- [RECORDS FOR THE EXERCISE]

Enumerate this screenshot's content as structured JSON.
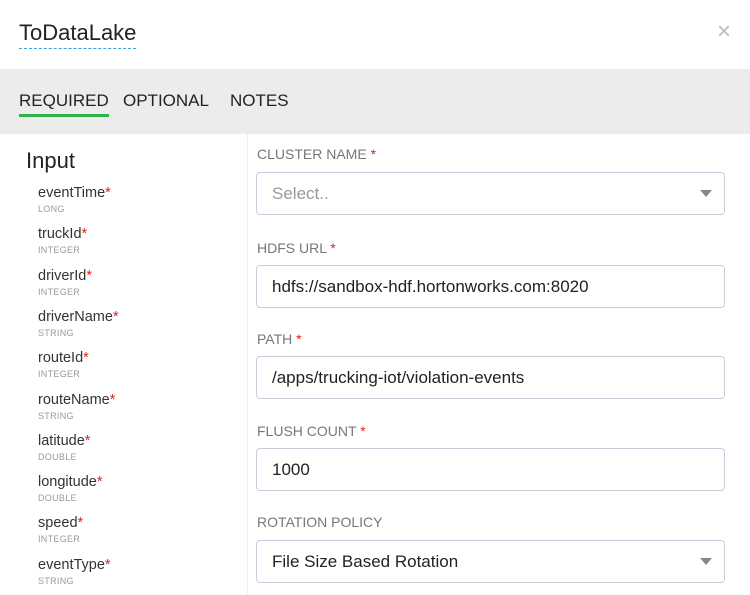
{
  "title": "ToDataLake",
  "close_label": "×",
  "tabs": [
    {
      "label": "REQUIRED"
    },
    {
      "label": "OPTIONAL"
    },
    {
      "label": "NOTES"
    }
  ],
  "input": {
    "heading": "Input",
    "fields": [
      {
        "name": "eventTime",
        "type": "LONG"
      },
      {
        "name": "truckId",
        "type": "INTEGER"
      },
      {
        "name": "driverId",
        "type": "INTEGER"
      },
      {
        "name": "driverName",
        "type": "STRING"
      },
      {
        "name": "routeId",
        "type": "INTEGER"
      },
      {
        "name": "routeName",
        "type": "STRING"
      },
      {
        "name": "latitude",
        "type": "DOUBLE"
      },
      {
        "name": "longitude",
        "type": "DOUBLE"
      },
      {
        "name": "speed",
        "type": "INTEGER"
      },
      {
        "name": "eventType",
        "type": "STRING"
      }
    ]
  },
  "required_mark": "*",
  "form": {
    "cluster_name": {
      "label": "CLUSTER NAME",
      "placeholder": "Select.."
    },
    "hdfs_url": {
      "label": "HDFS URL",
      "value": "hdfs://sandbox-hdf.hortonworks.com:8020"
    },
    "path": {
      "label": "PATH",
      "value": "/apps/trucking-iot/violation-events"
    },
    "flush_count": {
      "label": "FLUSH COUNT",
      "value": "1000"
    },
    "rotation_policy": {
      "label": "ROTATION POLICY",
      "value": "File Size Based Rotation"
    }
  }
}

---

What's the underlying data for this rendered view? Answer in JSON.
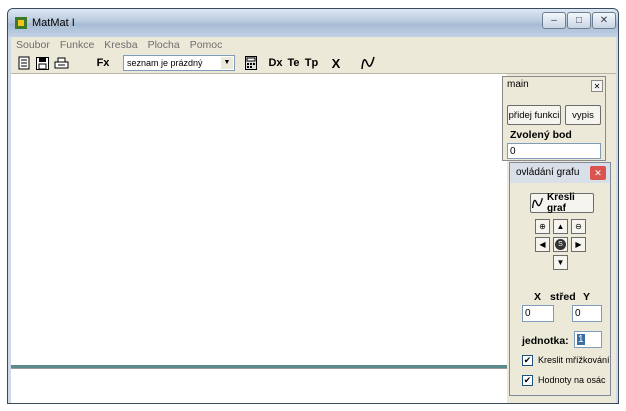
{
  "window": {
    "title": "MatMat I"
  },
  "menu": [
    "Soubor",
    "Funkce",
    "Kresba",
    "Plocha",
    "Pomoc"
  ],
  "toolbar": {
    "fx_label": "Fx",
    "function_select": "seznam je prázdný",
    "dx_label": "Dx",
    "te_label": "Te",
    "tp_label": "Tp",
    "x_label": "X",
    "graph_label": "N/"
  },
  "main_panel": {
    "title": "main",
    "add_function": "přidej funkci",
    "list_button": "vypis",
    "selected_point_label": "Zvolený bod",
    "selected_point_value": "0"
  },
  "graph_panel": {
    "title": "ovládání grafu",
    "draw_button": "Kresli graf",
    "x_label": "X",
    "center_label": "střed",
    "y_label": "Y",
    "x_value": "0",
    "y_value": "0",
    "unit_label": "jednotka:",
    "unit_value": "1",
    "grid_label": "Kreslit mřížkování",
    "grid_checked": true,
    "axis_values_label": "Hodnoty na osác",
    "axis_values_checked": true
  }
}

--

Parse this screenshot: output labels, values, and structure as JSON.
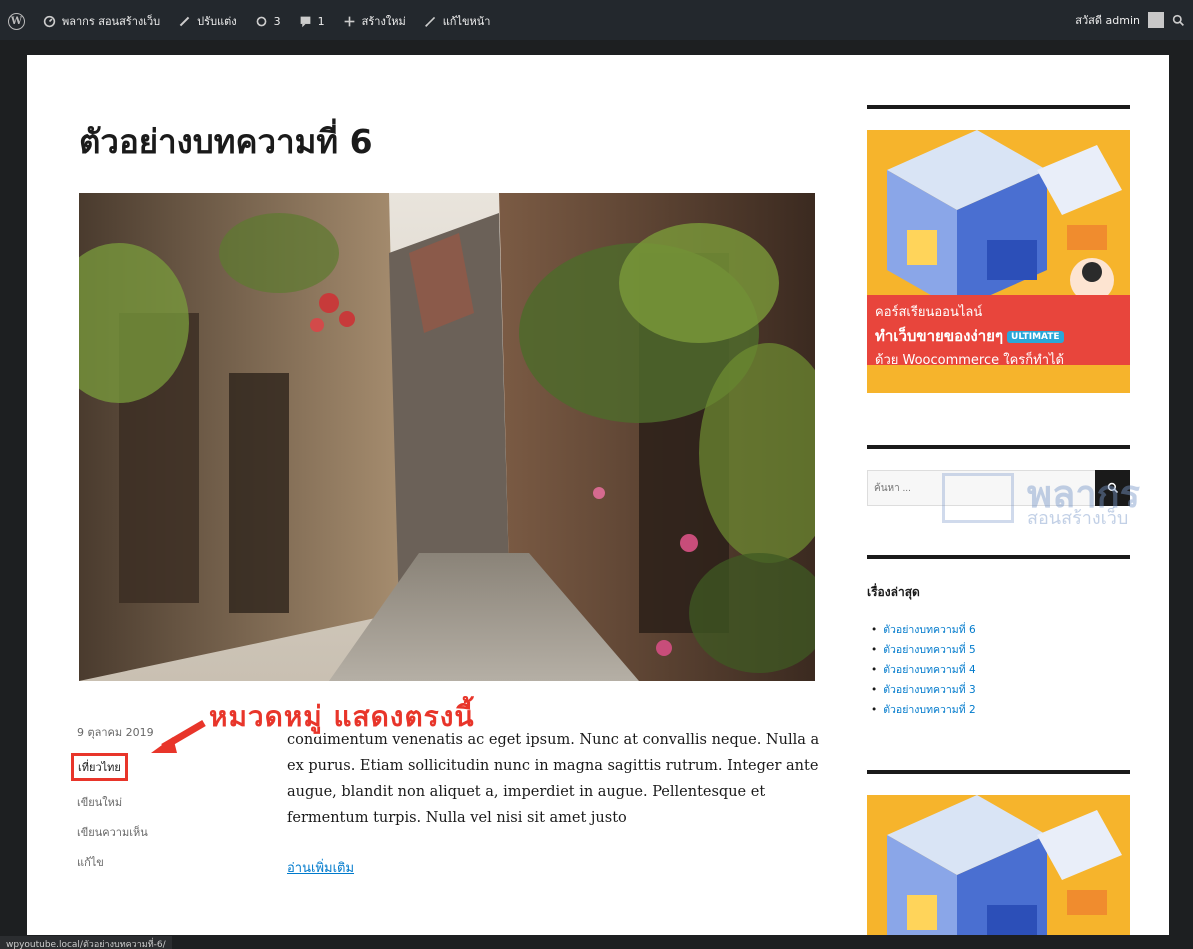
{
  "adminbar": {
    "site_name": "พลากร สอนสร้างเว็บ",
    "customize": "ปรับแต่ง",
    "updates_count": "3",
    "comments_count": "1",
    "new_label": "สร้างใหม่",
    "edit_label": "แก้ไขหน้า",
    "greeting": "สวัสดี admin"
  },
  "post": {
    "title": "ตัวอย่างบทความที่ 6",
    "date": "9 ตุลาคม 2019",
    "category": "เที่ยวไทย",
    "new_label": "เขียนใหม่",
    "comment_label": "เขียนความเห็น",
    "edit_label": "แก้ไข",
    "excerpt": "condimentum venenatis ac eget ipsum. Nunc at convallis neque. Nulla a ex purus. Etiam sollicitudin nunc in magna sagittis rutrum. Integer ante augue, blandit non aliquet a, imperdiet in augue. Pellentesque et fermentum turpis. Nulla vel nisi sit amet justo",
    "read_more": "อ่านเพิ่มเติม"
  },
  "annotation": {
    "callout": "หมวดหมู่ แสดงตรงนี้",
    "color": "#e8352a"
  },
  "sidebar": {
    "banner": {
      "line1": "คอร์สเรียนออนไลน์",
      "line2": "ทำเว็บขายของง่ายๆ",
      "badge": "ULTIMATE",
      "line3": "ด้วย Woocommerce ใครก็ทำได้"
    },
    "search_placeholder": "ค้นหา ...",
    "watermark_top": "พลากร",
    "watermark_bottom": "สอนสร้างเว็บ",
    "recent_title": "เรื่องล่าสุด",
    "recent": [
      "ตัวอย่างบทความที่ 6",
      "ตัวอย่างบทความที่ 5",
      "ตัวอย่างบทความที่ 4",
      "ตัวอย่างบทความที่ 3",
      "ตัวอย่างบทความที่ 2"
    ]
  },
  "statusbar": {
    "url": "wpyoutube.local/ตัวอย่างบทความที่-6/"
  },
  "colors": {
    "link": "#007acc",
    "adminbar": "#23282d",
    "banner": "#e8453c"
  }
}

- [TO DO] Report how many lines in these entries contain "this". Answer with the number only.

- [EXERCISE SOLUTION] 3